CBS News Announces Staff Shakeup

Jan 10, 2005  •  Post A Comment

Four CBS News producers and executives have been forced out and one may be reassigned in the wake of a long-awaited report into a “60 Minutes Wednesday” story about President Bush’s Vietnam War-era National Guard service.
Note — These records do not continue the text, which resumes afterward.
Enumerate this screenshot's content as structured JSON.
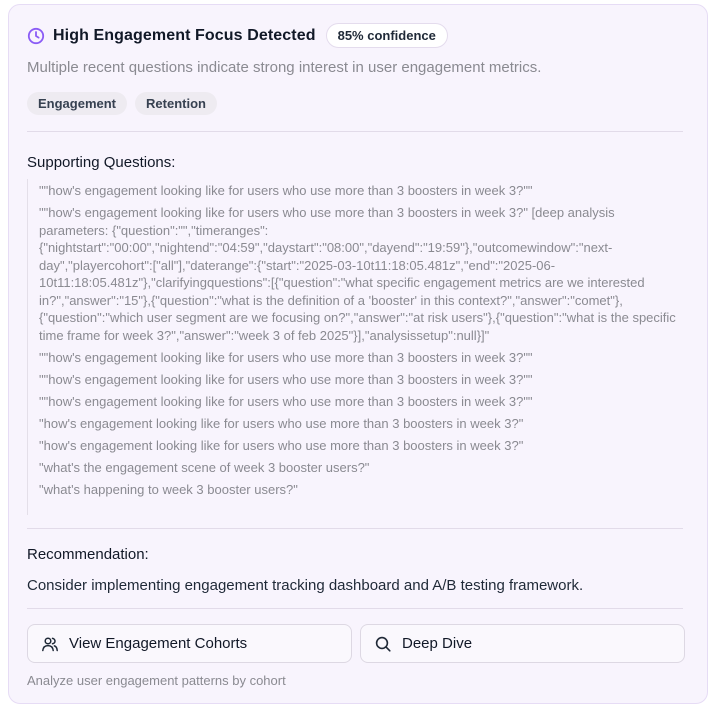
{
  "header": {
    "icon": "clock-icon",
    "title": "High Engagement Focus Detected",
    "confidence": "85% confidence"
  },
  "subtitle": "Multiple recent questions indicate strong interest in user engagement metrics.",
  "tags": [
    "Engagement",
    "Retention"
  ],
  "supporting": {
    "label": "Supporting Questions:",
    "questions": [
      "\"\"how's engagement looking like for users who use more than 3 boosters in week 3?\"\"",
      "\"\"how's engagement looking like for users who use more than 3 boosters in week 3?\" [deep analysis parameters: {\"question\":\"\",\"timeranges\": {\"nightstart\":\"00:00\",\"nightend\":\"04:59\",\"daystart\":\"08:00\",\"dayend\":\"19:59\"},\"outcomewindow\":\"next-day\",\"playercohort\":[\"all\"],\"daterange\":{\"start\":\"2025-03-10t11:18:05.481z\",\"end\":\"2025-06-10t11:18:05.481z\"},\"clarifyingquestions\":[{\"question\":\"what specific engagement metrics are we interested in?\",\"answer\":\"15\"},{\"question\":\"what is the definition of a 'booster' in this context?\",\"answer\":\"comet\"},{\"question\":\"which user segment are we focusing on?\",\"answer\":\"at risk users\"},{\"question\":\"what is the specific time frame for week 3?\",\"answer\":\"week 3 of feb 2025\"}],\"analysissetup\":null}]\"",
      "\"\"how's engagement looking like for users who use more than 3 boosters in week 3?\"\"",
      "\"\"how's engagement looking like for users who use more than 3 boosters in week 3?\"\"",
      "\"\"how's engagement looking like for users who use more than 3 boosters in week 3?\"\"",
      "\"how's engagement looking like for users who use more than 3 boosters in week 3?\"",
      "\"how's engagement looking like for users who use more than 3 boosters in week 3?\"",
      "\"what's the engagement scene of week 3 booster users?\"",
      "\"what's happening to week 3 booster users?\""
    ]
  },
  "recommendation": {
    "label": "Recommendation:",
    "text": "Consider implementing engagement tracking dashboard and A/B testing framework."
  },
  "actions": [
    {
      "label": "View Engagement Cohorts",
      "icon": "users-icon"
    },
    {
      "label": "Deep Dive",
      "icon": "search-icon"
    }
  ],
  "footer_note": "Analyze user engagement patterns by cohort",
  "colors": {
    "accent": "#8b5cf6",
    "card_bg": "#f8f4fd",
    "muted_text": "#8a8a91"
  }
}
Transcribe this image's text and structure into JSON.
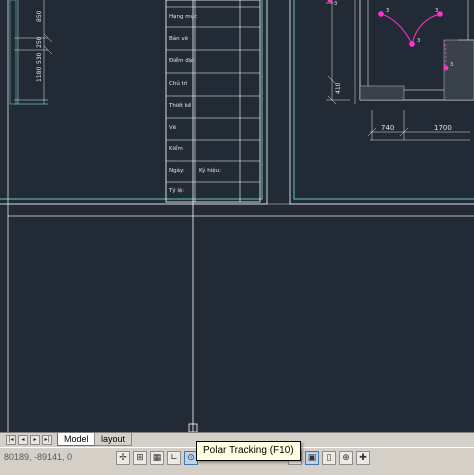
{
  "drawing": {
    "dims_left": [
      "850",
      "250",
      "530",
      "1180"
    ],
    "dims_right_vertical": "410",
    "dims_right_horizontal": [
      "740",
      "1700"
    ],
    "plan_marks": [
      "3",
      "3",
      "3",
      "3",
      "3"
    ],
    "title_block_rows": [
      "Hạng mục",
      "Bản vẽ",
      "Điểm đặt",
      "Chủ trì",
      "Thiết kế",
      "Vẽ",
      "Kiểm",
      "Ngày:",
      "Tỷ lệ:"
    ],
    "title_block_extra": "Ký hiệu:"
  },
  "tabs": {
    "model": "Model",
    "layout": "layout"
  },
  "status": {
    "coordinates": "80189, -89141, 0"
  },
  "tooltip": {
    "text": "Polar Tracking (F10)"
  },
  "colors": {
    "background": "#212a35",
    "highlight": "#ff33cc",
    "accent": "#5fc6c6"
  }
}
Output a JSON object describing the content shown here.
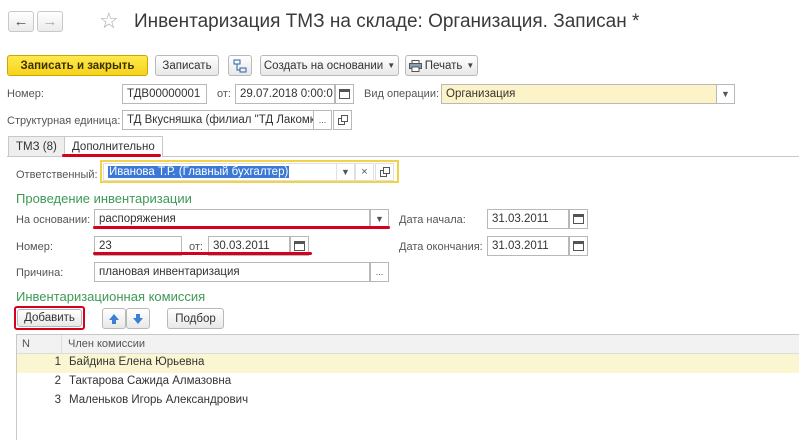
{
  "window": {
    "title": "Инвентаризация ТМЗ на складе: Организация. Записан *"
  },
  "toolbar": {
    "save_close_label": "Записать и закрыть",
    "save_label": "Записать",
    "create_based_label": "Создать на основании",
    "print_label": "Печать"
  },
  "header": {
    "number_label": "Номер:",
    "number_value": "ТДВ00000001",
    "from_label": "от:",
    "date_value": "29.07.2018  0:00:0",
    "operation_label": "Вид операции:",
    "operation_value": "Организация",
    "unit_label": "Структурная единица:",
    "unit_value": "ТД Вкусняшка (филиал \"ТД Лакомк"
  },
  "tabs": [
    {
      "label": "ТМЗ (8)"
    },
    {
      "label": "Дополнительно"
    }
  ],
  "details": {
    "responsible_label": "Ответственный:",
    "responsible_value": "Иванова Т.Р. (Главный бухгалтер)",
    "section_conduct": "Проведение инвентаризации",
    "basis_label": "На основании:",
    "basis_value": "распоряжения",
    "start_label": "Дата начала:",
    "start_value": "31.03.2011",
    "num_label": "Номер:",
    "num_value": "23",
    "from_label": "от:",
    "from_value": "30.03.2011",
    "end_label": "Дата окончания:",
    "end_value": "31.03.2011",
    "reason_label": "Причина:",
    "reason_value": "плановая инвентаризация",
    "section_commission": "Инвентаризационная комиссия",
    "add_label": "Добавить",
    "pick_label": "Подбор"
  },
  "table": {
    "columns": [
      "N",
      "Член комиссии"
    ],
    "rows": [
      {
        "n": "1",
        "member": "Байдина Елена Юрьевна"
      },
      {
        "n": "2",
        "member": "Тактарова Сажида Алмазовна"
      },
      {
        "n": "3",
        "member": "Маленьков Игорь Александрович"
      }
    ]
  },
  "colors": {
    "primary_button": "#f7d21b",
    "section_text": "#3d9a56",
    "highlight_red": "#d6001c",
    "selected_row": "#fbf6d2"
  },
  "icons": [
    "back-arrow-icon",
    "forward-arrow-icon",
    "star-icon",
    "structure-icon",
    "printer-icon",
    "calendar-icon",
    "open-icon",
    "arrow-up-icon",
    "arrow-down-icon"
  ]
}
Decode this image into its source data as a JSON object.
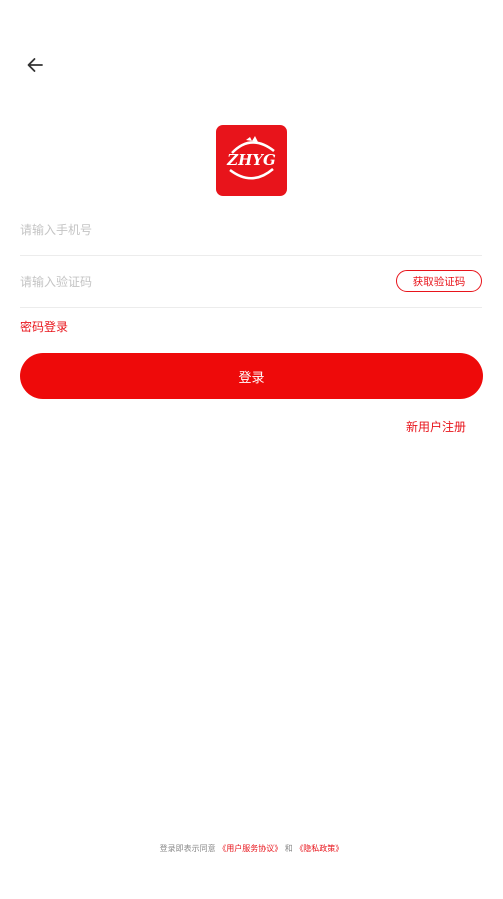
{
  "logo": {
    "text": "ZHYG",
    "bg_color": "#e8141b"
  },
  "form": {
    "phone_placeholder": "请输入手机号",
    "code_placeholder": "请输入验证码",
    "get_code_label": "获取验证码"
  },
  "password_login_label": "密码登录",
  "login_label": "登录",
  "register_label": "新用户注册",
  "agreement": {
    "prefix": "登录即表示同意",
    "user_agreement": "《用户服务协议》",
    "conjunction": "和",
    "privacy_policy": "《隐私政策》"
  },
  "colors": {
    "accent": "#e8141b",
    "button": "#ee0a0a",
    "placeholder": "#c4c4c4"
  },
  "icons": {
    "back": "arrow-left-icon"
  }
}
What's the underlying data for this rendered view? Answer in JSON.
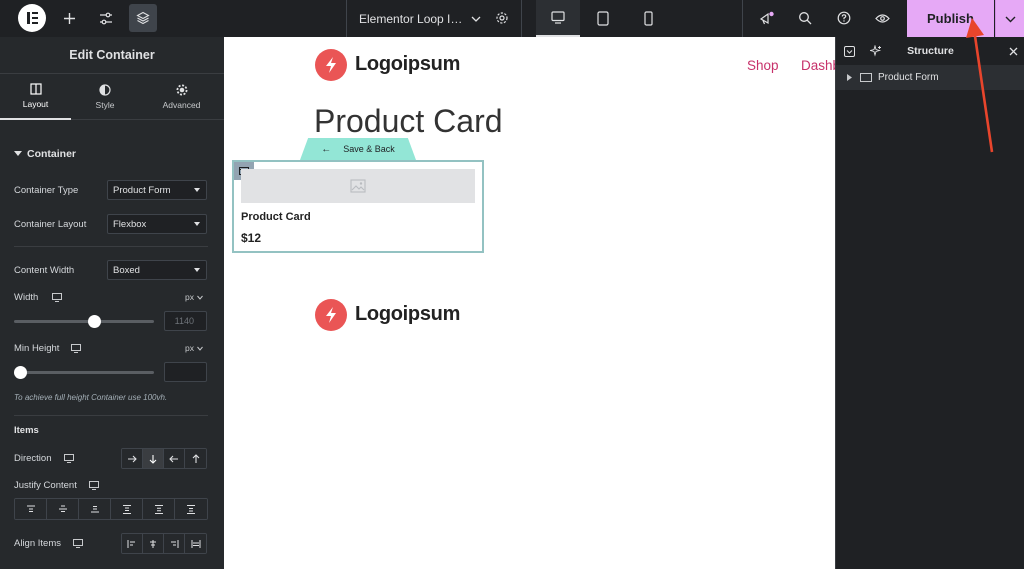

The two-man panel examining the story concluded that it was flawed and rushed because of a “myopic zeal” for a scoop, but apparently not politically motivated.

The piece made much of documents purporting to criticize President Bush’s service-memos whose authenticity was quickly and widely attacked.

Mary Mapes, the producer of the piece, was fired.

Asked to resign: The newsmagazine’s executive producer Josh Howard and his deputy, Mary Murphy, as well as Betsy West, the senior VP who supervised the news division’s prime-time programs.

Esther Kartiganer, the senior producer in charge of reading scripts and unedited transcripts, has been offered another assignment at CBS News.

Dan Rather, who was the correspondent on the piece, already has said he will step down as “CBS Evening News” anchor March 9. He was characterized as stretched too thin in the days leading up to the Sept. 8 broadcast and too slow to consider the criticisms of the story after it was broadcast.

The investigators, former U.S. Attorney General Dick Thornburgh and retired Associated Press President Louis Boccardi, also concluded that pre-broadcast cautions and post-broadcast orders to recheck the sources and authenticity of the memos by CBS News President Andrew Heyward were not followed quickly or seriously enough.

“This raises questions of accountability at CBS News-questions that will have to be addressed by Andrew Heyward and me. We intend to do so,” said Leslie Moonves, CBS chairman and CEO and Viacom co-president and co-chief operating officer, in a statement released with the 224-page report Monday morning. “But Heyward is an executive of integrity and talent and the right person to be leading CBS News at this challenging time.”

Among the immediate moves is the creation of the position of senior VP of standards and special projects, which will report to Mr. Heyward. Filling this expanded and integrated role is Linda Mason, who has been the division’s public affairs VP since 1992. In that role she has sometimes, but not routinely, become involved in vetting stories. She now will review all investigative reporting. Ms. Mason has been the news division’s liaison with Mr. Boccardi, Mr. Thornburgh and the law firm Kirkpatrick & Lockhart Nicholson Graham LLP, which helped conduct the three-month investigation.

All the personnel actions took place Monday morning. It was not known whether Ms. Kartiganer has been offered a specific alternate job.

Until the end of the season, Jeff Fager, the founding “60 Minutes Wednesday” executive producer who took over the Sunday “60 Minutes” franchise last spring, will supervise both newsmagazines. It was not known Monday what personnel changes that might involve.

Ms. Mason and Mr. Heyward are expected to share Ms. West’s duties until a replacement is found.

Other remedies recommended by the panel:

  • Encourage an environment in which stories will not be rushed to the air because of competitive pressures.

  • Reveal the identities and background of confidential sources to senior management.

  • Appoint teams led by people unrelated to the stories to probe any report that is challenged.